======== Supplied entries

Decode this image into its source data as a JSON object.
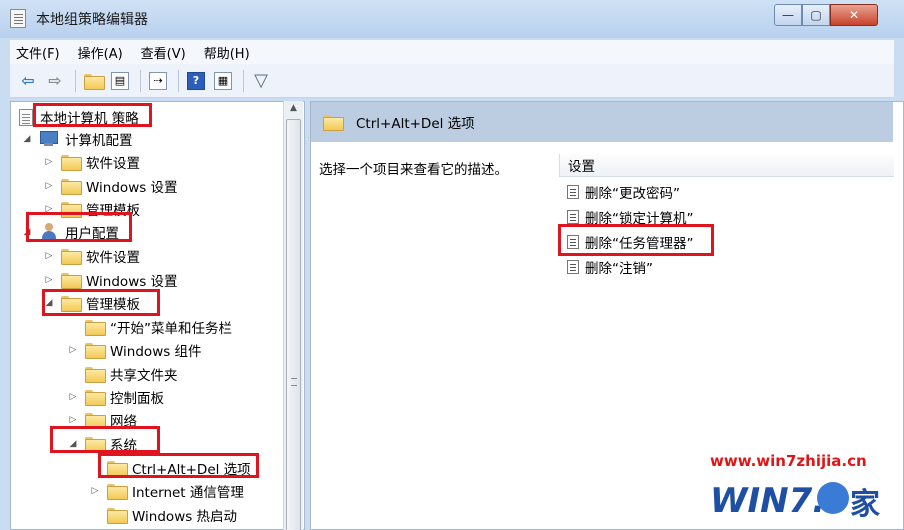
{
  "window": {
    "title": "本地组策略编辑器",
    "min_glyph": "—",
    "max_glyph": "▢",
    "close_glyph": "✕"
  },
  "menu": {
    "items": [
      "文件(F)",
      "操作(A)",
      "查看(V)",
      "帮助(H)"
    ]
  },
  "toolbar": {
    "icons": [
      "back-arrow-icon",
      "forward-arrow-icon",
      "up-folder-icon",
      "show-hide-tree-icon",
      "export-list-icon",
      "help-icon",
      "properties-icon",
      "filter-icon"
    ],
    "help_glyph": "?"
  },
  "tree": {
    "root": "本地计算机 策略",
    "computer_config": "计算机配置",
    "computer_software": "软件设置",
    "computer_windows": "Windows 设置",
    "computer_admin": "管理模板",
    "user_config": "用户配置",
    "user_software": "软件设置",
    "user_windows": "Windows 设置",
    "user_admin": "管理模板",
    "start_menu": "“开始”菜单和任务栏",
    "windows_components": "Windows 组件",
    "shared_folders": "共享文件夹",
    "control_panel": "控制面板",
    "network": "网络",
    "system": "系统",
    "ctrl_alt_del": "Ctrl+Alt+Del 选项",
    "internet_comm": "Internet 通信管理",
    "windows_hotstart": "Windows 热启动"
  },
  "right": {
    "header": "Ctrl+Alt+Del 选项",
    "description": "选择一个项目来查看它的描述。",
    "settings_column": "设置",
    "settings": [
      "删除“更改密码”",
      "删除“锁定计算机”",
      "删除“任务管理器”",
      "删除“注销”"
    ]
  },
  "watermark": {
    "url": "www.win7zhijia.cn",
    "logo_text": "WIN7.",
    "logo_cn": "家"
  },
  "colors": {
    "highlight": "#e0141e",
    "header_bg": "#bccde2"
  }
}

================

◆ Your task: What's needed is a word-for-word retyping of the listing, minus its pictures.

◆ Exercise answer:
Decode this image into its source data as a JSON object.
{
  "window": {
    "title": "本地组策略编辑器",
    "min_glyph": "—",
    "max_glyph": "▢",
    "close_glyph": "✕"
  },
  "menu": {
    "items": [
      "文件(F)",
      "操作(A)",
      "查看(V)",
      "帮助(H)"
    ]
  },
  "toolbar": {
    "icons": [
      "back-arrow-icon",
      "forward-arrow-icon",
      "up-folder-icon",
      "show-hide-tree-icon",
      "export-list-icon",
      "help-icon",
      "properties-icon",
      "filter-icon"
    ],
    "help_glyph": "?"
  },
  "tree": {
    "root": "本地计算机 策略",
    "computer_config": "计算机配置",
    "computer_software": "软件设置",
    "computer_windows": "Windows 设置",
    "computer_admin": "管理模板",
    "user_config": "用户配置",
    "user_software": "软件设置",
    "user_windows": "Windows 设置",
    "user_admin": "管理模板",
    "start_menu": "“开始”菜单和任务栏",
    "windows_components": "Windows 组件",
    "shared_folders": "共享文件夹",
    "control_panel": "控制面板",
    "network": "网络",
    "system": "系统",
    "ctrl_alt_del": "Ctrl+Alt+Del 选项",
    "internet_comm": "Internet 通信管理",
    "windows_hotstart": "Windows 热启动"
  },
  "right": {
    "header": "Ctrl+Alt+Del 选项",
    "description": "选择一个项目来查看它的描述。",
    "settings_column": "设置",
    "settings": [
      "删除“更改密码”",
      "删除“锁定计算机”",
      "删除“任务管理器”",
      "删除“注销”"
    ]
  },
  "watermark": {
    "url": "www.win7zhijia.cn",
    "logo_text": "WIN7.",
    "logo_cn": "家"
  },
  "colors": {
    "highlight": "#e0141e",
    "header_bg": "#bccde2"
  }
}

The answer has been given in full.